  • Carbon (Atomic #6) is supposed to be the 6th most plentiful element in the universe. If you believe in the law of conservation of matter then you know that we have the same amount of carbon now as we've ever had. That's why we refer to "releasing carbon" rather than "creating carbon" when you fire up that SuperDuty diesel of yours. Carbon dioxide is great plant food and it's even very important to proper respiration in humans. It's considered to be a green house gas because it allows sunshine in but reflects radiated heat -- meaning that it helps our planet capture and use solar energy.  Carbon is said to make up about 0.038% of our atmosphere.Mankind is supposed to be responsible for about 3% of that 1/3% so figure our contribution to the pie to be somewhere around 0.0011% of the total greenhouse gases. But let's put that carbon foot print into perspective. . . 
  • Water vapor is not counted as a greenhouse gas but in fact, it makes up about 95% of the whole greenhouse effect. I'm told the oceans evaporate about 92 quadrillion gallons a year (please don't tell congress about quadrillions!  In 2050 that will be our new budget!!). My calculator spits and sputters but I think what this means is that our supposed 28 billion tons of carbon is being dumped into almost 35 trillion tons of water vapor. In other words, try as we might, the best we can do is to spew less than one tenth of one percent of the total greenhouse gasses into the atmosphere. Makes you feel pretty insignificant huh?

So, here's my question: If we nasty humans are only capable of contributing less than a tenth of a percent of those nasty greenhouse gasses to the atmosphere is it really reasonable to give us credit/blame for the whole global warming issue (if it exists at all?). Let's be reasonable. Perhaps there's another reason the earth is warming? The Arctic icecap thawed a hundred years ago. Where were we then?
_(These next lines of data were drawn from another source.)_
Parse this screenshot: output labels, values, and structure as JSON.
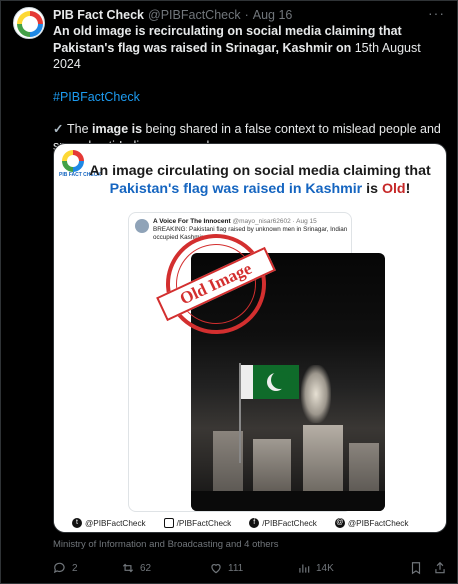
{
  "tweet": {
    "author_name": "PIB Fact Check",
    "handle": "@PIBFactCheck",
    "separator": "·",
    "date": "Aug 16",
    "more_icon": "more-dots-icon",
    "text": {
      "line1_a": "An old ",
      "line1_b": "image",
      "line1_c": " is recirculating on social media claiming that Pakistan's flag was raised in Srinagar, Kashmir ",
      "line1_d": "on",
      "line1_e": " 15th August 2024",
      "hashtag": "#PIBFactCheck",
      "line3_a": "The ",
      "line3_b": "image is",
      "line3_c": " being shared in a false context to mislead people and spread anti-India propaganda"
    }
  },
  "card": {
    "logo_text": "PIB FACT CHECK",
    "headline_a": "An image circulating on social media claiming that",
    "headline_b": "Pakistan's flag was raised in Kashmir",
    "headline_c": " is ",
    "headline_d": "Old",
    "headline_e": "!",
    "inner": {
      "author": "A Voice For The Innocent",
      "handle": "@mayo_nisar62602 · Aug 15",
      "text": "BREAKING: Pakistani flag raised by unknown men in Srinagar, Indian occupied Kashmir."
    },
    "stamp_text": "Old Image",
    "footer": [
      {
        "icon": "twitter-icon",
        "label": "@PIBFactCheck"
      },
      {
        "icon": "instagram-icon",
        "label": "/PIBFactCheck"
      },
      {
        "icon": "facebook-icon",
        "label": "/PIBFactCheck"
      },
      {
        "icon": "threads-icon",
        "label": "@PIBFactCheck"
      }
    ]
  },
  "caption": "Ministry of Information and Broadcasting and 4 others",
  "actions": {
    "replies": "2",
    "reposts": "62",
    "likes": "111",
    "views": "14K"
  },
  "colors": {
    "background": "#000000",
    "text": "#e7e9ea",
    "muted": "#71767b",
    "link": "#1d9bf0",
    "headline_blue": "#1565c0",
    "headline_red": "#c62828",
    "stamp_red": "#d32f2f"
  }
}
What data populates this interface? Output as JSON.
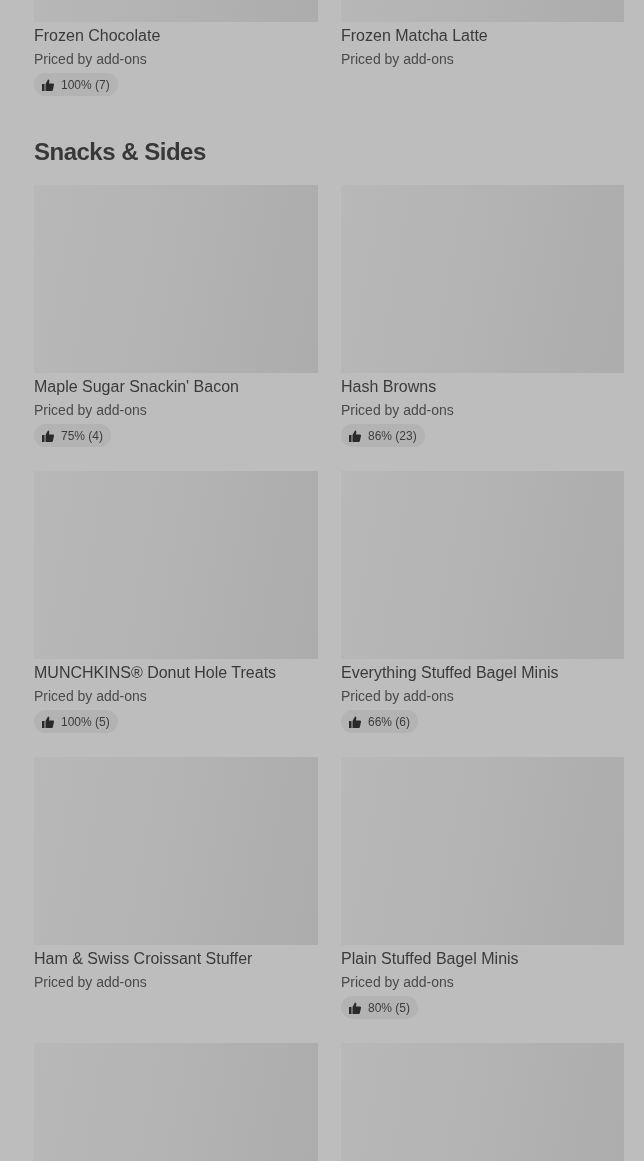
{
  "sections": [
    {
      "items": [
        {
          "kind": "item",
          "name": "Frozen Chocolate",
          "price": "Priced by add-ons",
          "rating": "100% (7)"
        },
        {
          "kind": "item",
          "name": "Frozen Matcha Latte",
          "price": "Priced by add-ons"
        }
      ]
    },
    {
      "title": "Snacks & Sides",
      "items": [
        {
          "kind": "item",
          "name": "Maple Sugar Snackin' Bacon",
          "price": "Priced by add-ons",
          "rating": "75% (4)"
        },
        {
          "kind": "item",
          "name": "Hash Browns",
          "price": "Priced by add-ons",
          "rating": "86% (23)"
        },
        {
          "kind": "item",
          "name": "MUNCHKINS® Donut Hole Treats",
          "price": "Priced by add-ons",
          "rating": "100% (5)"
        },
        {
          "kind": "item",
          "name": "Everything Stuffed Bagel Minis",
          "price": "Priced by add-ons",
          "rating": "66% (6)"
        },
        {
          "kind": "item",
          "name": "Ham & Swiss Croissant Stuffer",
          "price": "Priced by add-ons"
        },
        {
          "kind": "item",
          "name": "Plain Stuffed Bagel Minis",
          "price": "Priced by add-ons",
          "rating": "80% (5)"
        },
        {
          "kind": "image_only"
        },
        {
          "kind": "image_only"
        }
      ]
    }
  ]
}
What about the sun?  I'm just saying that there's a good reason to be skeptical about what the U.N. is trying to foist on the world. But that's a whole other entry. To be continued?